Each record gives the date, the location and the participants in the meeting, in many respects echoing the White House visitor records. In the MTA's case, nearly all the meetings were held at Transit Authority headquarters or locations such as Grand Central Station.

But one meeting on March 16 took place at T-Mobile offices in Parsippany, NJ, at which MTA officials met with T-Mobile executives, including Tom Ellefson, VP of Northeast Engineering, and Chris Jaeger and Bill Bayne, managing director and CEO of Transit Wireless, respectively.

The record doesn't specify what exact contract was under discussion at the meeting, though this one could have had to do with plans to expand wireless service in the subway system.

Government advocacy groups welcomed the launch of the system.

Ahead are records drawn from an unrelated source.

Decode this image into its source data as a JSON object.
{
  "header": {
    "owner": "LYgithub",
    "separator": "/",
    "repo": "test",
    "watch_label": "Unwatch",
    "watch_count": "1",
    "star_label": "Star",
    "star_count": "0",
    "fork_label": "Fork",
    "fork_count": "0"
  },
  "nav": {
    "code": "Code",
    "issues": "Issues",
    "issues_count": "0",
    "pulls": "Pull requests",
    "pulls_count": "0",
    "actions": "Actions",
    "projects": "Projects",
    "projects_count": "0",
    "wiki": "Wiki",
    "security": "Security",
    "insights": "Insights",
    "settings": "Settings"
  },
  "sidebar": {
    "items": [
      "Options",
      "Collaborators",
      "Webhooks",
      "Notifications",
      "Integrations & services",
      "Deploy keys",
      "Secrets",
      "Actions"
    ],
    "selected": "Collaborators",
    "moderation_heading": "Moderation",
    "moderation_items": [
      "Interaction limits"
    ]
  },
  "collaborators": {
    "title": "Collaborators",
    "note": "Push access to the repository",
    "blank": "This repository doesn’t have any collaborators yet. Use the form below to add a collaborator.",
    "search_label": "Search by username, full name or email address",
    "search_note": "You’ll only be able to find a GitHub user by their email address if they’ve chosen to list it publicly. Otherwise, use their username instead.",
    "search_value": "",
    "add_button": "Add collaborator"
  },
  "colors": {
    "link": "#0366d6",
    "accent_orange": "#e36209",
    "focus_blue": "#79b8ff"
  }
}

The Brennan Center for Justice noted in a statement that the database would help address concerns about the limited scope of client disclosure reports that the 2011 law also required of lawmakers and other officials working as lawyers or consultants.

"Indeed, the first set of these reports, which were filed in June 2013 by lawmakers and other officials, reveal very few clients," the statement notes. "Although there will still be significant gaps in the available information about the outside activities of lawmakers and other officials, this database will ensure that going forward the public, the media, and policymakers will be better able to discern whether an officeholder or their business partners are representing clients with state business before state agencies, an important part of the overall picture."

The announcement of the new database follows other open data and transparency inititatives that Cuomo has pushed earlier this year, from the launch of the state's open data platform, which in March included information from nearly 70 localities, and recently publishing a draft of the state's open data guidelines on GitHub.

"The database is an excellent example of how the Governor can use the powers of his office to fashion innovative ways to improve integrity and transparency in Albany, despite political stalemate on key reform issues," the Brennan Center says in its statement. "The new client database is the first of its kind, and we hope will become a model for transparency and accountability nationally."